There are two letters from William Gear to Ruth Borchard, dated July 1961, sent from Eastbourne. In the first, he wrote:

‘I am sending you herewith the only suitable “Self Portrait” I have. It is a drawing in Indian ink of March 1953… Wishing you well with your collection.’

In his second letter, Gear wrote:

‘As you will have surmised I have no self portraits in oil. Similarly I think you will find a good number of contemporary painters are in the same position… I shall be pleased to let you have it for 12 gns.’

Almost all of Gear’s work from his student days onwards – at Edinburgh College of Art from 1932-6, and then in 1937-8 in Paris, where he was taught by Léger – seems to be built around what one critic has called ‘a dark structural grid’ – the skeletal armature approaching abstraction of his self-portrait drawing’.

William Gear was born in 1915 into a Scottish mining family. Many years later, he realised how in his early environment on Fife’s ‘rocky coast with castles, wild storms and huge trees… the pit head, the winding gear and structural aspects of the chimneys… must have been the most impressive visual things to a child.’ Pre-war travels in Italy, Greece and Turkey helped introduce ‘traces of the Byzantine approach in my paintings, this structural quality, this vertical accent’. A visit to the newly-liberated Bergen-Belsen concentration camp in late 1946, profoundly affected him. From 1947-50 Gear had his own studio in Paris.

He was thirty-eight years old when he made this self-portrait. The flat cap conceals his baldness but it could be a very old man’s self-portrayal, or that of a younger man whose burden of hardships has literally marked him out.

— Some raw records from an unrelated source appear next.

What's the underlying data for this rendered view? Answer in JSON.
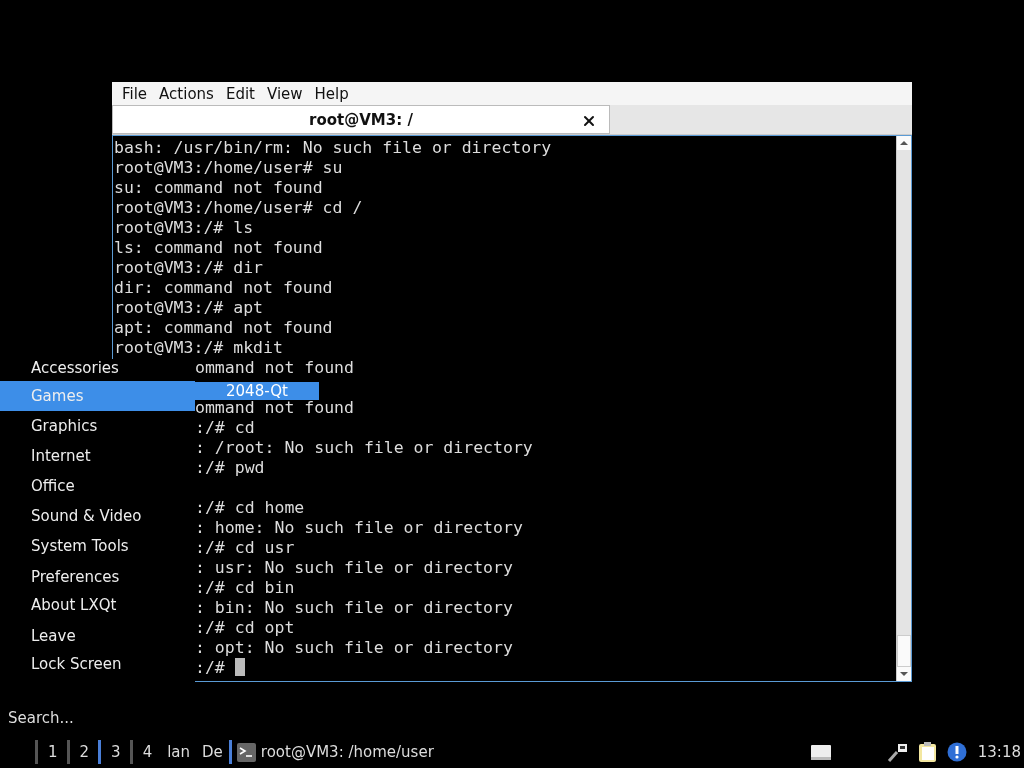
{
  "terminal_window": {
    "menu_bar": [
      "File",
      "Actions",
      "Edit",
      "View",
      "Help"
    ],
    "tabs": [
      {
        "title": "root@VM3: /",
        "selected": true
      }
    ],
    "lines": [
      "bash: /usr/bin/rm: No such file or directory",
      "root@VM3:/home/user# su",
      "su: command not found",
      "root@VM3:/home/user# cd /",
      "root@VM3:/# ls",
      "ls: command not found",
      "root@VM3:/# dir",
      "dir: command not found",
      "root@VM3:/# apt",
      "apt: command not found",
      "root@VM3:/# mkdit"
    ],
    "lines_beside_menu": [
      {
        "kind": "text",
        "text": "ommand not found"
      },
      {
        "kind": "gap"
      },
      {
        "kind": "text",
        "text": "ommand not found"
      },
      {
        "kind": "text",
        "text": ":/# cd"
      },
      {
        "kind": "text",
        "text": ": /root: No such file or directory"
      },
      {
        "kind": "text",
        "text": ":/# pwd"
      },
      {
        "kind": "gap"
      },
      {
        "kind": "text",
        "text": ":/# cd home"
      },
      {
        "kind": "text",
        "text": ": home: No such file or directory"
      },
      {
        "kind": "text",
        "text": ":/# cd usr"
      },
      {
        "kind": "text",
        "text": ": usr: No such file or directory"
      },
      {
        "kind": "text",
        "text": ":/# cd bin"
      },
      {
        "kind": "text",
        "text": ": bin: No such file or directory"
      },
      {
        "kind": "text",
        "text": ":/# cd opt"
      },
      {
        "kind": "text",
        "text": ": opt: No such file or directory"
      }
    ],
    "prompt": ":/#"
  },
  "app_menu": {
    "sections": [
      {
        "items": [
          {
            "label": "Accessories",
            "selected": false
          },
          {
            "label": "Games",
            "selected": true
          },
          {
            "label": "Graphics",
            "selected": false
          },
          {
            "label": "Internet",
            "selected": false
          },
          {
            "label": "Office",
            "selected": false
          },
          {
            "label": "Sound & Video",
            "selected": false
          },
          {
            "label": "System Tools",
            "selected": false
          }
        ]
      },
      {
        "items": [
          {
            "label": "Preferences",
            "selected": false
          },
          {
            "label": "About LXQt",
            "selected": false
          }
        ]
      },
      {
        "items": [
          {
            "label": "Leave",
            "selected": false
          },
          {
            "label": "Lock Screen",
            "selected": false
          }
        ]
      }
    ],
    "submenu": [
      {
        "label": "2048-Qt",
        "selected": true
      }
    ],
    "search": {
      "placeholder": "Search..."
    }
  },
  "taskbar": {
    "desktops": [
      {
        "label": "1",
        "selected": false
      },
      {
        "label": "2",
        "selected": false
      },
      {
        "label": "3",
        "selected": true
      },
      {
        "label": "4",
        "selected": false
      }
    ],
    "cut_labels": [
      "lan",
      "De"
    ],
    "tasks": [
      {
        "title": "root@VM3: /home/user",
        "selected": true
      }
    ],
    "clock": "13:18"
  }
}
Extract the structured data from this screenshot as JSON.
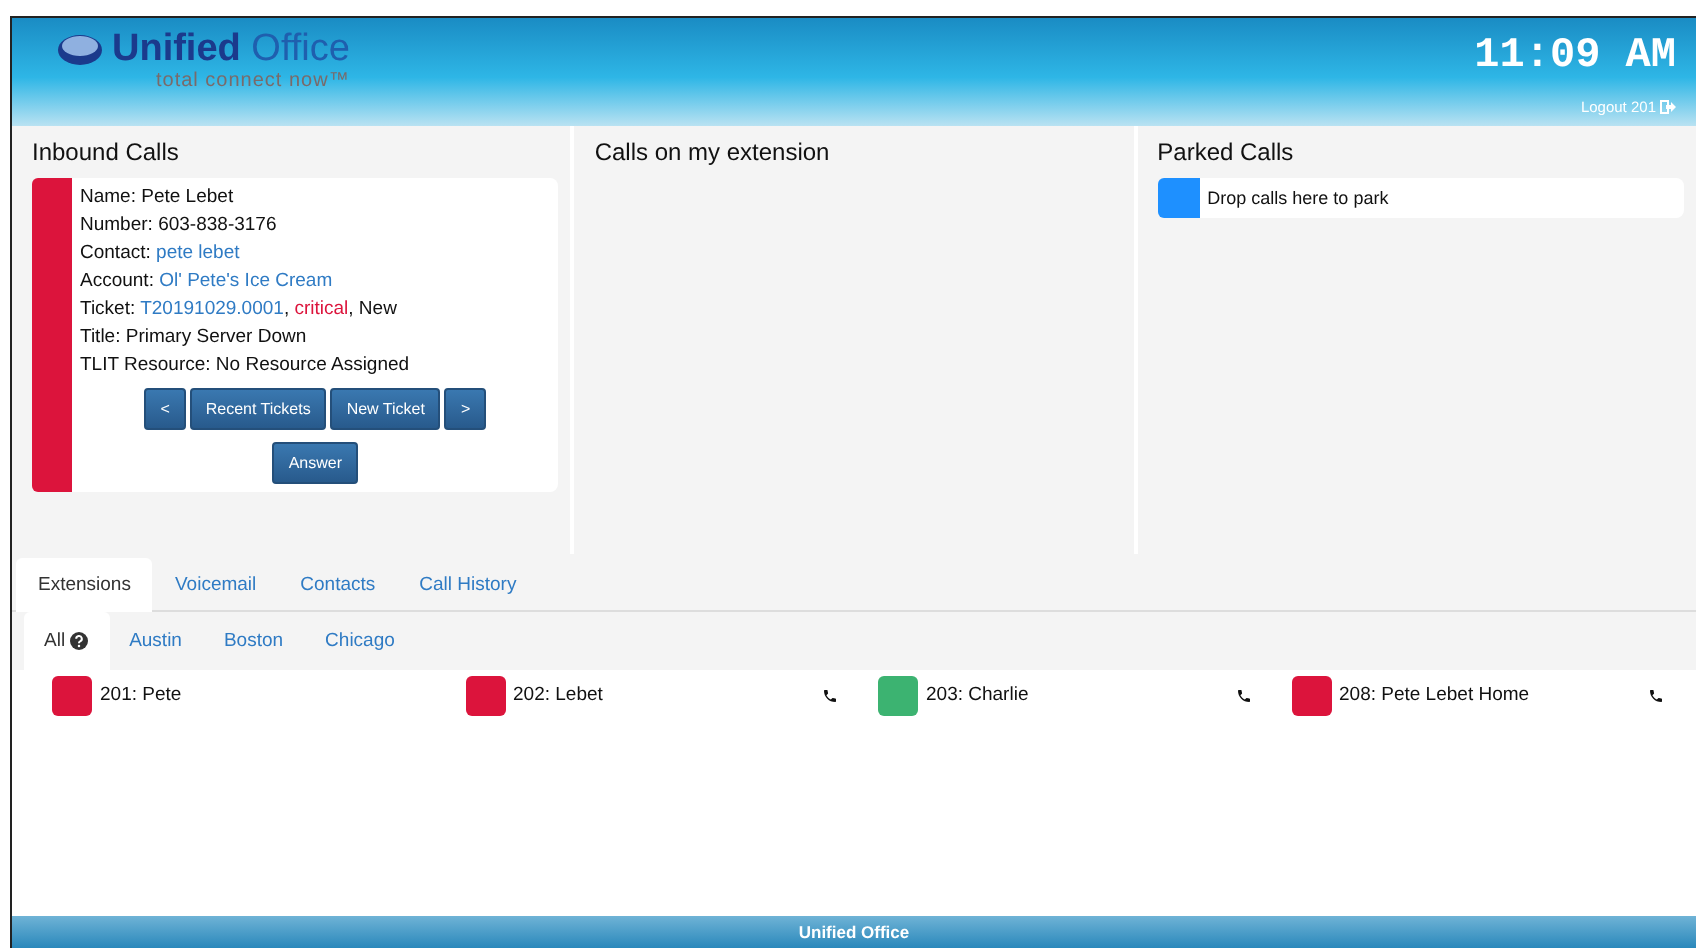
{
  "header": {
    "logo_title": {
      "first": "Unified",
      "second": "Office"
    },
    "logo_tagline": "total connect now™",
    "clock": "11:09 AM",
    "logout": "Logout 201"
  },
  "panels": [
    {
      "title": "Inbound Calls",
      "kind": "inbound"
    },
    {
      "title": "Calls on my extension",
      "kind": "empty"
    },
    {
      "title": "Parked Calls",
      "kind": "parked"
    }
  ],
  "inbound_call": {
    "color": "#dc143c",
    "fields": [
      {
        "parts": [
          {
            "text": "Name: ",
            "kind": "plain"
          },
          {
            "text": "Pete Lebet",
            "kind": "plain"
          }
        ]
      },
      {
        "parts": [
          {
            "text": "Number: ",
            "kind": "plain"
          },
          {
            "text": "603-838-3176",
            "kind": "plain"
          }
        ]
      },
      {
        "parts": [
          {
            "text": "Contact: ",
            "kind": "plain"
          },
          {
            "text": "pete lebet",
            "kind": "link"
          }
        ]
      },
      {
        "parts": [
          {
            "text": "Account: ",
            "kind": "plain"
          },
          {
            "text": "Ol' Pete's Ice Cream",
            "kind": "link"
          }
        ]
      },
      {
        "parts": [
          {
            "text": "Ticket: ",
            "kind": "plain"
          },
          {
            "text": "T20191029.0001",
            "kind": "link"
          },
          {
            "text": ", ",
            "kind": "plain"
          },
          {
            "text": "critical",
            "kind": "alert"
          },
          {
            "text": ", New",
            "kind": "plain"
          }
        ]
      },
      {
        "parts": [
          {
            "text": "Title: Primary Server Down",
            "kind": "plain"
          }
        ]
      },
      {
        "parts": [
          {
            "text": "TLIT Resource: No Resource Assigned",
            "kind": "plain"
          }
        ]
      }
    ],
    "buttons": [
      "<",
      "Recent Tickets",
      "New Ticket",
      ">"
    ],
    "answer": "Answer"
  },
  "parked": {
    "color": "#1e90ff",
    "text": "Drop calls here to park"
  },
  "tabs": [
    {
      "label": "Extensions",
      "selected": true
    },
    {
      "label": "Voicemail",
      "selected": false
    },
    {
      "label": "Contacts",
      "selected": false
    },
    {
      "label": "Call History",
      "selected": false
    }
  ],
  "subtabs": [
    {
      "label": "All",
      "selected": true,
      "help": true
    },
    {
      "label": "Austin",
      "selected": false,
      "help": false
    },
    {
      "label": "Boston",
      "selected": false,
      "help": false
    },
    {
      "label": "Chicago",
      "selected": false,
      "help": false
    }
  ],
  "extensions": [
    {
      "label": "201: Pete",
      "color": "#dc143c",
      "phone": false
    },
    {
      "label": "202: Lebet",
      "color": "#dc143c",
      "phone": true
    },
    {
      "label": "203: Charlie",
      "color": "#3cb371",
      "phone": true
    },
    {
      "label": "208: Pete Lebet Home",
      "color": "#dc143c",
      "phone": true
    }
  ],
  "footer": "Unified Office"
}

The drawings’ pared-down bone structure shows the use of Indian ink in its most calligraphically raw and succinct state. Bold, terse sweeps of the brush conjure up the sunken cheeks; two lines seemingly grooved by anxious thought above the nose; deep shadows under the eyes; spidery lines around the mouth and the minefield of shapes which make up the nose; the profound abysses which are the hugely dilated eyes. Not a stroke, not a feature could be altered without changing the entire facial inscape.